▸ **YOUR GOAL**
Whenever a line below mentions the word "gear", that line should be copied.

▸ **DATA SUPPLIED**
#####

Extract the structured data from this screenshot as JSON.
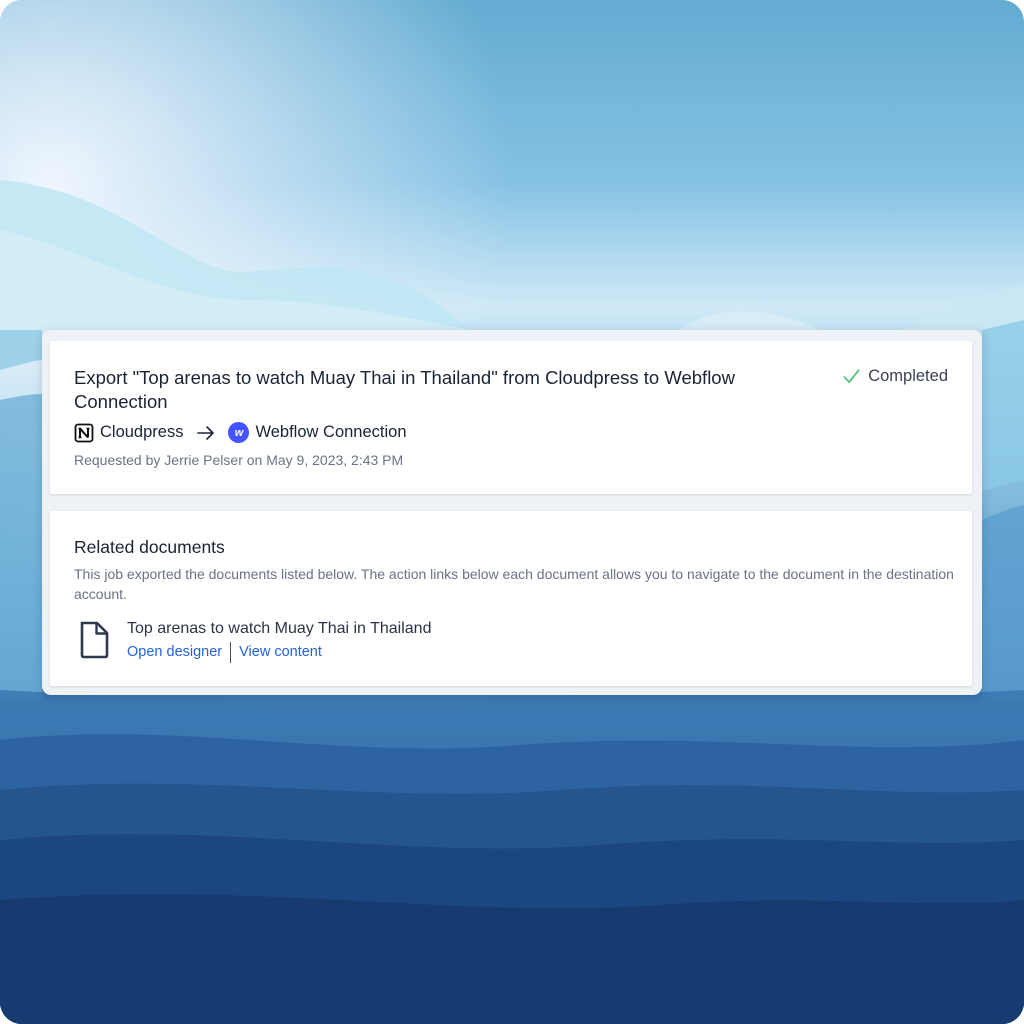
{
  "job": {
    "title": "Export \"Top arenas to watch Muay Thai in Thailand\" from Cloudpress to Webflow Connection",
    "status": "Completed",
    "source": "Cloudpress",
    "source_icon": "notion-icon",
    "destination": "Webflow Connection",
    "destination_icon": "webflow-icon",
    "destination_icon_letter": "w",
    "requested_by": "Requested by Jerrie Pelser on May 9, 2023, 2:43 PM"
  },
  "related": {
    "title": "Related documents",
    "description": "This job exported the documents listed below. The action links below each document allows you to navigate to the document in the destination account.",
    "documents": [
      {
        "name": "Top arenas to watch Muay Thai in Thailand",
        "icon": "file-icon",
        "actions": [
          "Open designer",
          "View content"
        ]
      }
    ]
  },
  "colors": {
    "status_check": "#4cc37d",
    "link": "#2563d8",
    "webflow_brand": "#4353ff"
  }
}
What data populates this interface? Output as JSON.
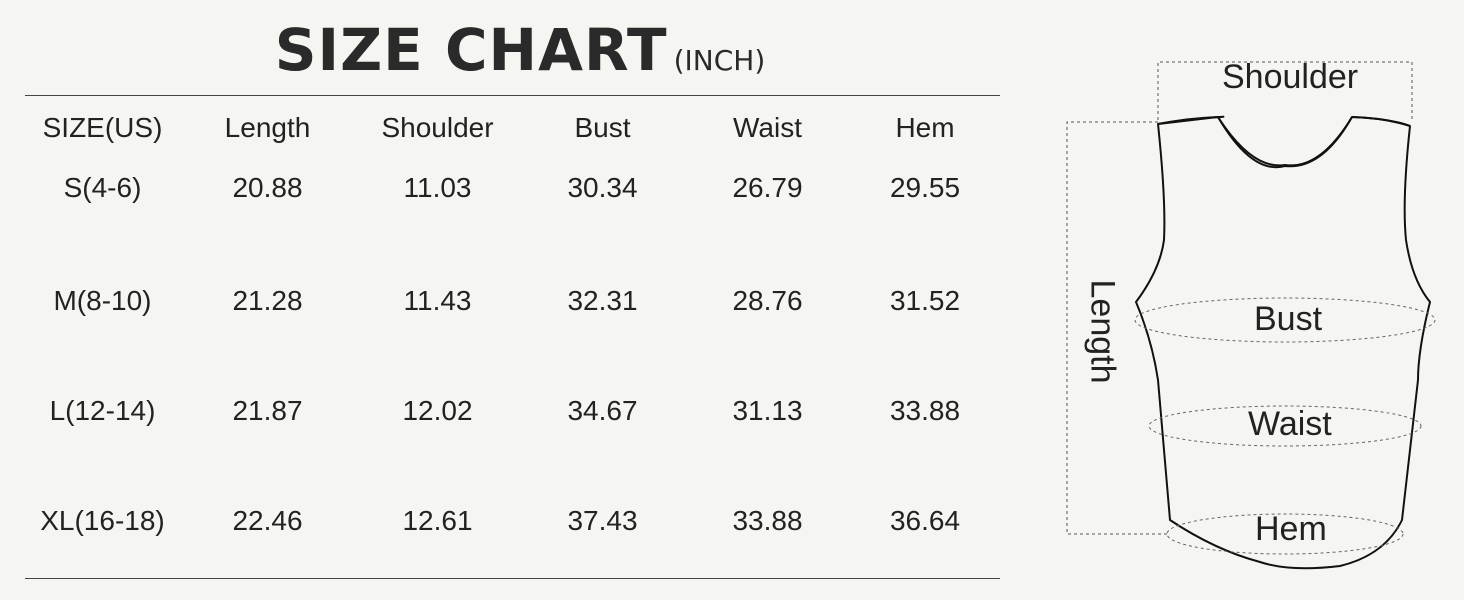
{
  "title": {
    "main": "SIZE CHART",
    "unit": "(INCH)"
  },
  "table": {
    "headers": [
      "SIZE(US)",
      "Length",
      "Shoulder",
      "Bust",
      "Waist",
      "Hem"
    ],
    "rows": [
      [
        "S(4-6)",
        "20.88",
        "11.03",
        "30.34",
        "26.79",
        "29.55"
      ],
      [
        "M(8-10)",
        "21.28",
        "11.43",
        "32.31",
        "28.76",
        "31.52"
      ],
      [
        "L(12-14)",
        "21.87",
        "12.02",
        "34.67",
        "31.13",
        "33.88"
      ],
      [
        "XL(16-18)",
        "22.46",
        "12.61",
        "37.43",
        "33.88",
        "36.64"
      ]
    ]
  },
  "diagram": {
    "shoulder": "Shoulder",
    "length": "Length",
    "bust": "Bust",
    "waist": "Waist",
    "hem": "Hem"
  }
}
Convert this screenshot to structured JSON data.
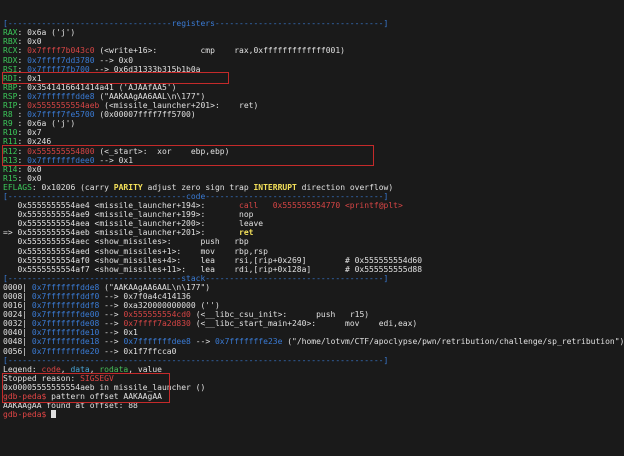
{
  "terminal": {
    "lines": [
      [
        [
          "sep",
          "[----------------------------------registers-----------------------------------]"
        ]
      ],
      [
        [
          "reg",
          "RAX"
        ],
        [
          "white",
          ": 0x6a ('j')"
        ]
      ],
      [
        [
          "reg",
          "RBX"
        ],
        [
          "white",
          ": 0x0"
        ]
      ],
      [
        [
          "reg",
          "RCX"
        ],
        [
          "white",
          ": "
        ],
        [
          "code",
          "0x7ffff7b043c0"
        ],
        [
          "white",
          " (<write+16>:         cmp    rax,0xfffffffffffff001)"
        ]
      ],
      [
        [
          "reg",
          "RDX"
        ],
        [
          "white",
          ": "
        ],
        [
          "ptr",
          "0x7ffff7dd3780"
        ],
        [
          "white",
          " --> 0x0"
        ]
      ],
      [
        [
          "reg",
          "RSI"
        ],
        [
          "white",
          ": "
        ],
        [
          "ptr",
          "0x7ffff7fb700"
        ],
        [
          "white",
          " --> 0x6d31333b315b1b0a"
        ]
      ],
      [
        [
          "reg",
          "RDI"
        ],
        [
          "white",
          ": 0x1"
        ]
      ],
      [
        [
          "reg",
          "RBP"
        ],
        [
          "white",
          ": 0x3541416641414a41 ('AJAAfAA5')"
        ]
      ],
      [
        [
          "reg",
          "RSP"
        ],
        [
          "white",
          ": "
        ],
        [
          "ptr",
          "0x7fffffffdde8"
        ],
        [
          "white",
          " (\"AAKAAgAA6AAL\\n\\177\")"
        ]
      ],
      [
        [
          "reg",
          "RIP"
        ],
        [
          "white",
          ": "
        ],
        [
          "code",
          "0x5555555554aeb"
        ],
        [
          "white",
          " (<missile_launcher+201>:    ret)"
        ]
      ],
      [
        [
          "reg",
          "R8 "
        ],
        [
          "white",
          ": "
        ],
        [
          "ptr",
          "0x7ffff7fe5700"
        ],
        [
          "white",
          " (0x00007ffff7ff5700)"
        ]
      ],
      [
        [
          "reg",
          "R9 "
        ],
        [
          "white",
          ": 0x6a ('j')"
        ]
      ],
      [
        [
          "reg",
          "R10"
        ],
        [
          "white",
          ": 0x7"
        ]
      ],
      [
        [
          "reg",
          "R11"
        ],
        [
          "white",
          ": 0x246"
        ]
      ],
      [
        [
          "reg",
          "R12"
        ],
        [
          "white",
          ": "
        ],
        [
          "code",
          "0x555555554800"
        ],
        [
          "white",
          " (<_start>:  xor    ebp,ebp)"
        ]
      ],
      [
        [
          "reg",
          "R13"
        ],
        [
          "white",
          ": "
        ],
        [
          "ptr",
          "0x7fffffffdee0"
        ],
        [
          "white",
          " --> 0x1"
        ]
      ],
      [
        [
          "reg",
          "R14"
        ],
        [
          "white",
          ": 0x0"
        ]
      ],
      [
        [
          "reg",
          "R15"
        ],
        [
          "white",
          ": 0x0"
        ]
      ],
      [
        [
          "reg",
          "EFLAGS"
        ],
        [
          "white",
          ": 0x10206 (carry "
        ],
        [
          "bold-yellow",
          "PARITY"
        ],
        [
          "white",
          " adjust zero sign trap "
        ],
        [
          "bold-yellow",
          "INTERRUPT"
        ],
        [
          "white",
          " direction overflow)"
        ]
      ],
      [
        [
          "sep",
          "[-------------------------------------code-------------------------------------]"
        ]
      ],
      [
        [
          "white",
          "   0x5555555554ae4 <missile_launcher+194>:       "
        ],
        [
          "code",
          "call   0x555555554770 <printf@plt>"
        ]
      ],
      [
        [
          "white",
          "   0x5555555554ae9 <missile_launcher+199>:       "
        ],
        [
          "white",
          "nop"
        ]
      ],
      [
        [
          "white",
          "   0x5555555554aea <missile_launcher+200>:       "
        ],
        [
          "white",
          "leave"
        ]
      ],
      [
        [
          "white",
          "=> 0x5555555554aeb <missile_launcher+201>:       "
        ],
        [
          "bold-yellow",
          "ret"
        ]
      ],
      [
        [
          "white",
          "   0x5555555554aec <show_missiles>:      push   rbp"
        ]
      ],
      [
        [
          "white",
          "   0x5555555554aed <show_missiles+1>:    mov    rbp,rsp"
        ]
      ],
      [
        [
          "white",
          "   0x5555555554af0 <show_missiles+4>:    lea    rsi,[rip+0x269]        # 0x555555554d60"
        ]
      ],
      [
        [
          "white",
          "   0x5555555554af7 <show_missiles+11>:   lea    rdi,[rip+0x128a]       # 0x555555555d88"
        ]
      ],
      [
        [
          "sep",
          "[------------------------------------stack-------------------------------------]"
        ]
      ],
      [
        [
          "white",
          "0000| "
        ],
        [
          "ptr",
          "0x7fffffffdde8"
        ],
        [
          "white",
          " (\"AAKAAgAA6AAL\\n\\177\")"
        ]
      ],
      [
        [
          "white",
          "0008| "
        ],
        [
          "ptr",
          "0x7fffffffddf0"
        ],
        [
          "white",
          " --> 0x7f0a4c414136"
        ]
      ],
      [
        [
          "white",
          "0016| "
        ],
        [
          "ptr",
          "0x7fffffffddf8"
        ],
        [
          "white",
          " --> 0xa320000000000 ('')"
        ]
      ],
      [
        [
          "white",
          "0024| "
        ],
        [
          "ptr",
          "0x7fffffffde00"
        ],
        [
          "white",
          " --> "
        ],
        [
          "code",
          "0x555555554cd0"
        ],
        [
          "white",
          " (<__libc_csu_init>:      push   r15)"
        ]
      ],
      [
        [
          "white",
          "0032| "
        ],
        [
          "ptr",
          "0x7fffffffde08"
        ],
        [
          "white",
          " --> "
        ],
        [
          "code",
          "0x7ffff7a2d830"
        ],
        [
          "white",
          " (<__libc_start_main+240>:      mov    edi,eax)"
        ]
      ],
      [
        [
          "white",
          "0040| "
        ],
        [
          "ptr",
          "0x7fffffffde10"
        ],
        [
          "white",
          " --> 0x1"
        ]
      ],
      [
        [
          "white",
          "0048| "
        ],
        [
          "ptr",
          "0x7fffffffde18"
        ],
        [
          "white",
          " --> "
        ],
        [
          "ptr",
          "0x7fffffffdee8"
        ],
        [
          "white",
          " --> "
        ],
        [
          "ptr",
          "0x7fffffffe23e"
        ],
        [
          "white",
          " (\"/home/lotvm/CTF/apoclypse/pwn/retribution/challenge/sp_retribution\")"
        ]
      ],
      [
        [
          "white",
          "0056| "
        ],
        [
          "ptr",
          "0x7fffffffde20"
        ],
        [
          "white",
          " --> 0x1f7ffcca0"
        ]
      ],
      [
        [
          "sep",
          "[------------------------------------------------------------------------------]"
        ]
      ],
      [
        [
          "white",
          "Legend: "
        ],
        [
          "code",
          "code"
        ],
        [
          "white",
          ", "
        ],
        [
          "data",
          "data"
        ],
        [
          "white",
          ", "
        ],
        [
          "rodata",
          "rodata"
        ],
        [
          "white",
          ", value"
        ]
      ],
      [
        [
          "white",
          "Stopped reason: "
        ],
        [
          "red",
          "SIGSEGV"
        ]
      ],
      [
        [
          "white",
          "0x00005555555554aeb in missile_launcher ()"
        ]
      ],
      [
        [
          "red",
          "gdb-peda$ "
        ],
        [
          "white",
          "pattern offset AAKAAgAA"
        ]
      ],
      [
        [
          "white",
          "AAKAAgAA found at offset: 88"
        ]
      ],
      [
        [
          "red",
          "gdb-peda$ "
        ],
        [
          "cursor",
          ""
        ]
      ]
    ]
  },
  "colors": {
    "background": "#1a1a1a",
    "separator": "#3a7bd5",
    "register": "#3cc85a",
    "code": "#d64545",
    "highlight_box": "#c42a2a"
  }
}
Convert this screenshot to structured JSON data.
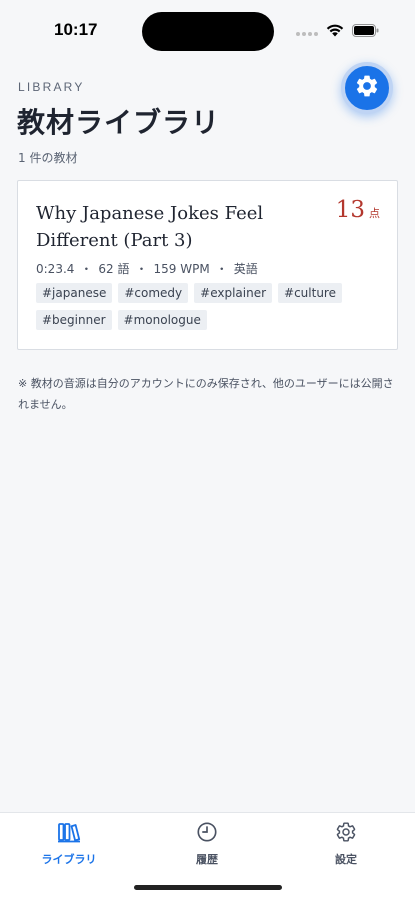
{
  "status_bar": {
    "time": "10:17"
  },
  "header": {
    "eyebrow": "LIBRARY",
    "title": "教材ライブラリ",
    "count_text": "1 件の教材",
    "settings_icon": "gear-icon"
  },
  "library": {
    "items": [
      {
        "title": "Why Japanese Jokes Feel Different (Part 3)",
        "score": "13",
        "score_unit": "点",
        "duration": "0:23.4",
        "words": "62 語",
        "wpm": "159 WPM",
        "language": "英語",
        "tags": [
          "#japanese",
          "#comedy",
          "#explainer",
          "#culture",
          "#beginner",
          "#monologue"
        ]
      }
    ]
  },
  "note": "※ 教材の音源は自分のアカウントにのみ保存され、他のユーザーには公開されません。",
  "tab_bar": {
    "tabs": [
      {
        "label": "ライブラリ",
        "icon": "library-icon",
        "active": true
      },
      {
        "label": "履歴",
        "icon": "clock-icon",
        "active": false
      },
      {
        "label": "設定",
        "icon": "gear-icon",
        "active": false
      }
    ]
  },
  "colors": {
    "accent": "#1a73e8",
    "score": "#b3372d",
    "background": "#f6f7f9"
  }
}
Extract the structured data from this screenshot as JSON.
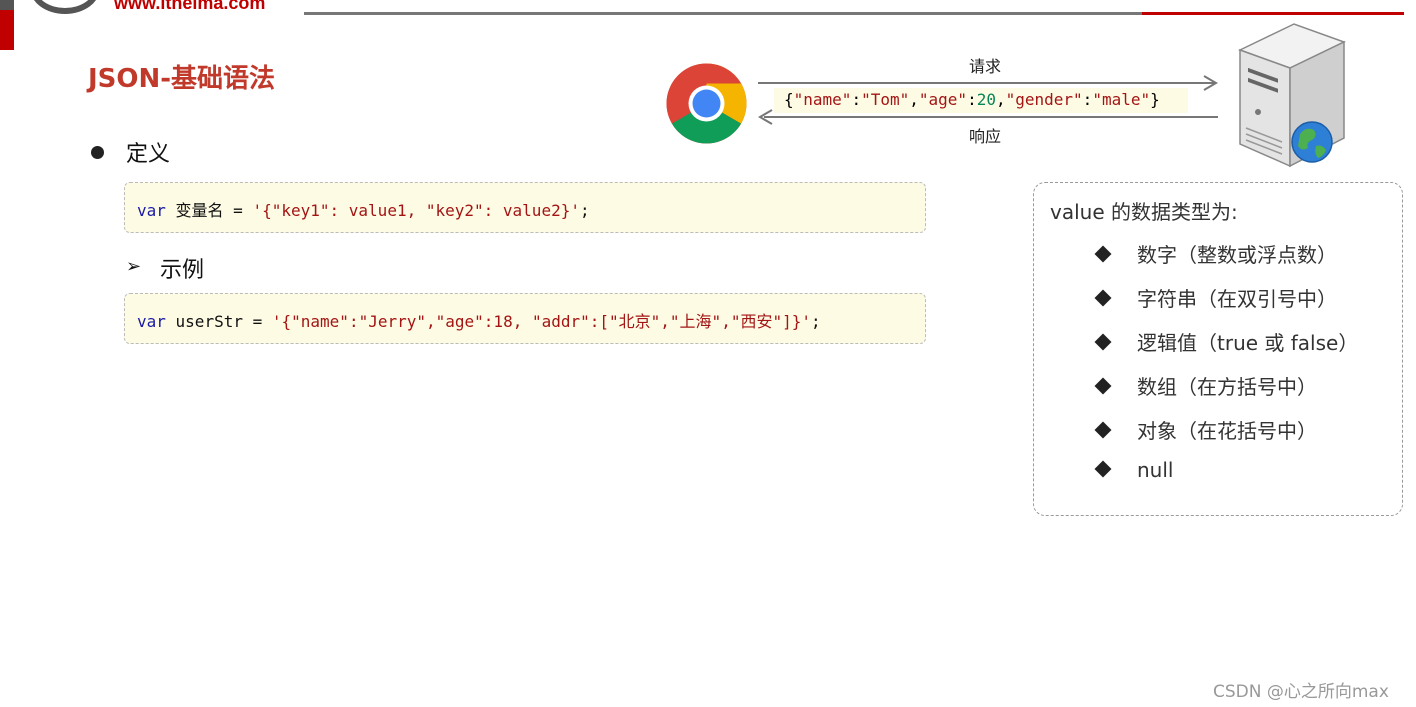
{
  "header": {
    "logo_url_text": "www.itheima.com"
  },
  "title": "JSON-基础语法",
  "definition": {
    "label": "定义",
    "code": {
      "keyword": "var",
      "plain": " 变量名 = ",
      "string": "'{\"key1\": value1, \"key2\": value2}'",
      "end": ";"
    }
  },
  "example": {
    "label": "示例",
    "code": {
      "keyword": "var",
      "plain": " userStr = ",
      "string": "'{\"name\":\"Jerry\",\"age\":18, \"addr\":[\"北京\",\"上海\",\"西安\"]}'",
      "end": ";"
    }
  },
  "diagram": {
    "request_label": "请求",
    "response_label": "响应",
    "json_parts": {
      "open": "{",
      "k1": "\"name\"",
      "c1": ":",
      "v1": "\"Tom\"",
      "s1": ",",
      "k2": "\"age\"",
      "c2": ":",
      "v2": "20",
      "s2": ",",
      "k3": "\"gender\"",
      "c3": ":",
      "v3": "\"male\"",
      "close": "}"
    }
  },
  "value_types": {
    "title": "value 的数据类型为:",
    "items": [
      "数字（整数或浮点数）",
      "字符串（在双引号中）",
      "逻辑值（true 或 false）",
      "数组（在方括号中）",
      "对象（在花括号中）",
      "null"
    ]
  },
  "watermark": "CSDN @心之所向max",
  "colors": {
    "accent_red": "#c00000",
    "title_red": "#c0392b",
    "code_bg": "#fdfbe4",
    "keyword_blue": "#1a1aa6",
    "string_red": "#a31515"
  }
}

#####

▸ **ANSWER TO THE PROBLEM**
    "settings_icon": "gear-icon"
        "icon": "gear-icon",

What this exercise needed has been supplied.